The cry of many wives of the present day, who think that their duty to society is paramount to the duty they owe to their husbands is -- Would you exclude us from society? Am I to be imprisoned in the home you afford me and not be allowed to receive my friends, or to mingle again with society? No, not at all; the seclusivism of the harem is not calculated to promote the best interests of conjugal life; but it is to be insisted upon that when wives are in society their conduct should be so dignified, so hedged in with propriety, that their reputation remains unsullied, that the most suspicious need not suspect, and that the libertine is given no opportunity to make his offensive proposals, nor his heart gratified by a passive submission to his lascivious conversation, looks, and hints. Caesar claimed not too much in his requirements of a wife -- she should in all respects be above suspicion. The wife's greatest pride should be the observance of such a line of conduct as meets her husband's approval. All her actions should be characterized by purity and fidelity, and no cause should be given for unpleasant comment. Such noble wives are denominated the oppressed, the slaves of men, etc., etc., by the Women's Rights women; but they are not, -- they and they only are the idols of men, at least of those whose affections are pure and worth having. The angelic quality of women, so often the theme of poets and lovers, is surely only manifested by the virtuous and in the faithful. The very existence of civilization is dependent upon virtuous women and faithful wives; men may become depraved, but as long as women remain pure, civilization, morality, and religion will be fostered and propagated. If women live the truth and act the truth, humanity will ever be blessed with the benefits of civilization.

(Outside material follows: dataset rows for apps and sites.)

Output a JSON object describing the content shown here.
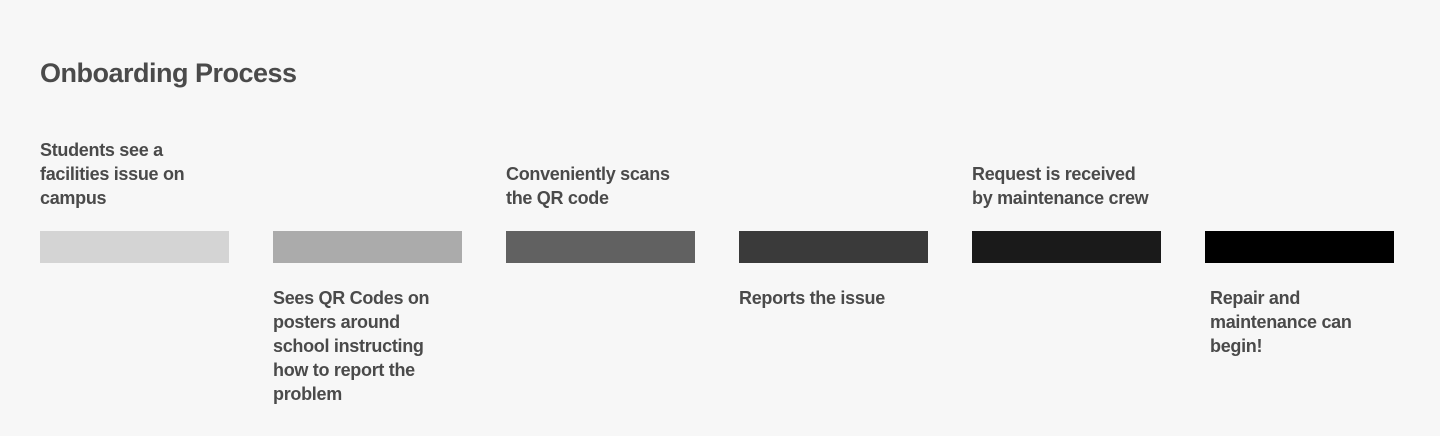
{
  "title": "Onboarding Process",
  "steps": [
    {
      "label": "Students see a\nfacilities issue on\ncampus",
      "position": "above",
      "color": "#d4d4d4"
    },
    {
      "label": "Sees QR Codes on\nposters around\nschool instructing\nhow to report the\nproblem",
      "position": "below",
      "color": "#ababab"
    },
    {
      "label": "Conveniently scans\nthe QR code",
      "position": "above",
      "color": "#616161"
    },
    {
      "label": "Reports the issue",
      "position": "below",
      "color": "#3a3a3a"
    },
    {
      "label": "Request is received\nby maintenance crew",
      "position": "above",
      "color": "#1a1a1a"
    },
    {
      "label": "Repair and\nmaintenance can\nbegin!",
      "position": "below",
      "color": "#000000"
    }
  ]
}
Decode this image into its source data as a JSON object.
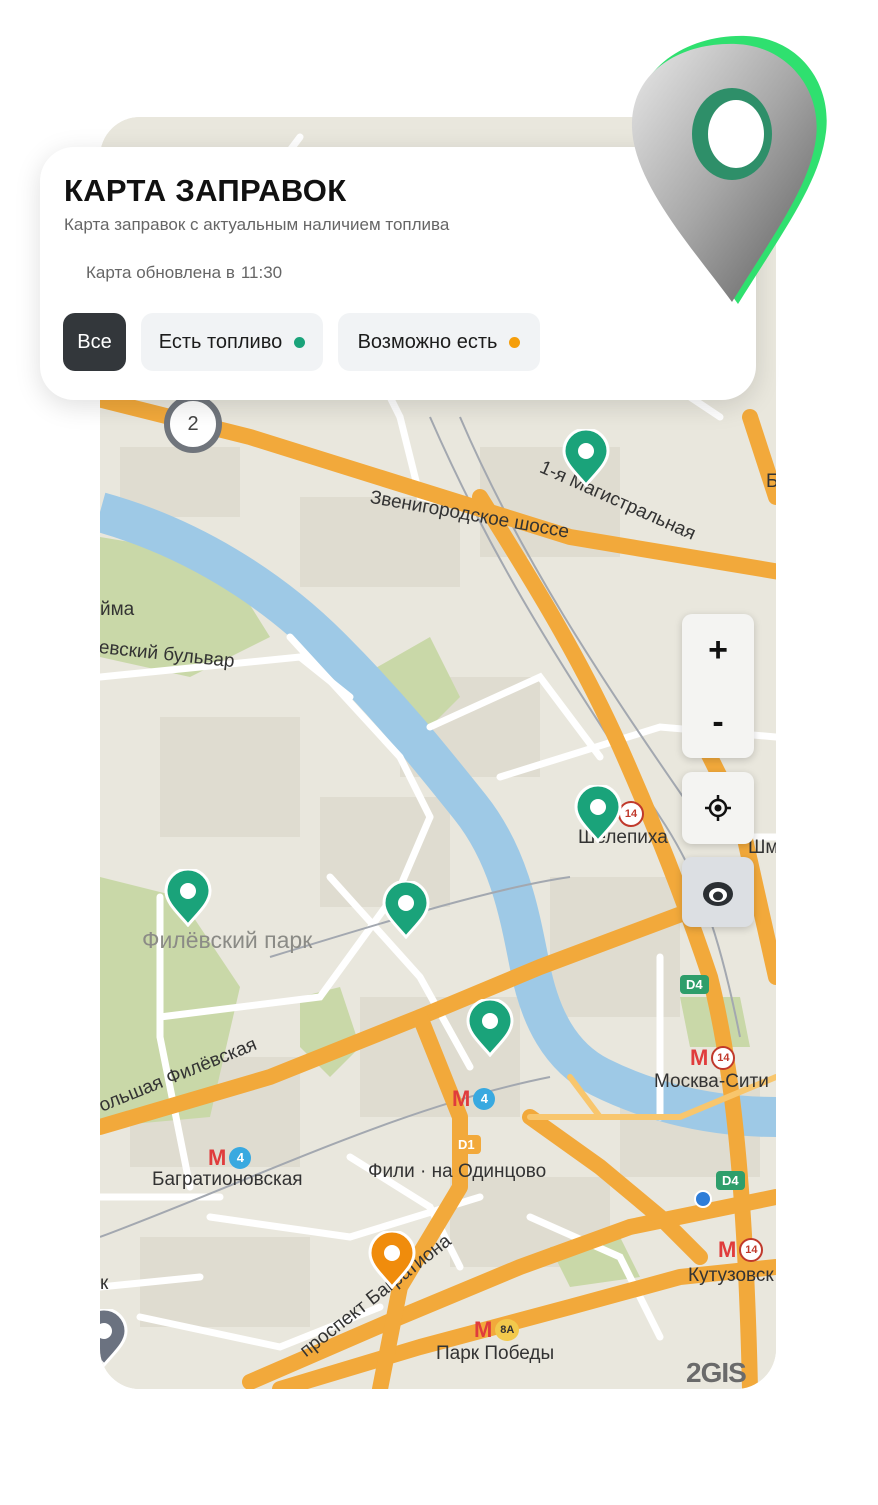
{
  "header": {
    "title": "КАРТА ЗАПРАВОК",
    "subtitle": "Карта заправок с актуальным наличием топлива",
    "updated_label": "Карта обновлена в",
    "updated_time": "11:30"
  },
  "filters": [
    {
      "label": "Все",
      "active": true
    },
    {
      "label": "Есть топливо",
      "dot_color": "#1aa37a"
    },
    {
      "label": "Возможно есть",
      "dot_color": "#f59e0b"
    }
  ],
  "map_controls": {
    "zoom_in": "+",
    "zoom_out": "-"
  },
  "cluster": {
    "count": "2"
  },
  "colors": {
    "fuel_available": "#1aa37a",
    "fuel_maybe": "#f08c0c",
    "unknown": "#6b7280"
  },
  "map_labels": {
    "zvenigorod": "Звенигородское шоссе",
    "magistral": "1-я Магистральная",
    "boulevard": "евский бульвар",
    "yima": "йма",
    "shelepikha": "Шелепиха",
    "park": "Филёвский парк",
    "bolshaya": "ольшая Филёвская",
    "bagration": "Багратионовская",
    "fili": "Фили · на Одинцово",
    "moscow_city": "Москва-Сити",
    "kutuzov": "Кутузовск",
    "prospect": "проспект Багратиона",
    "victory": "Парк Победы",
    "shm": "Шм",
    "b_edge": "Б",
    "k_edge": "к",
    "logo": "2GIS"
  },
  "metro_lines": {
    "l4": "4",
    "l14": "14",
    "l8a": "8A",
    "d1": "D1",
    "d4": "D4"
  }
}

To the sterner sex the mantle of virtue is no less becoming; and fidelity is as much of an adornment and requirement to them as of the gentler sex. The libertine is a despicable creature; and the adulterer is so lost to honor and nobility of characters, that his presence in the society of the pure and good should be considered an outrage upon decency and propriety. Chastity is a superior virtue, and loyalty in wedlock a noble attribute; and whichever one of the conjugal pair proves reckless to these connubial trusts is unworthy of marital companionship and defiles a sacred institution.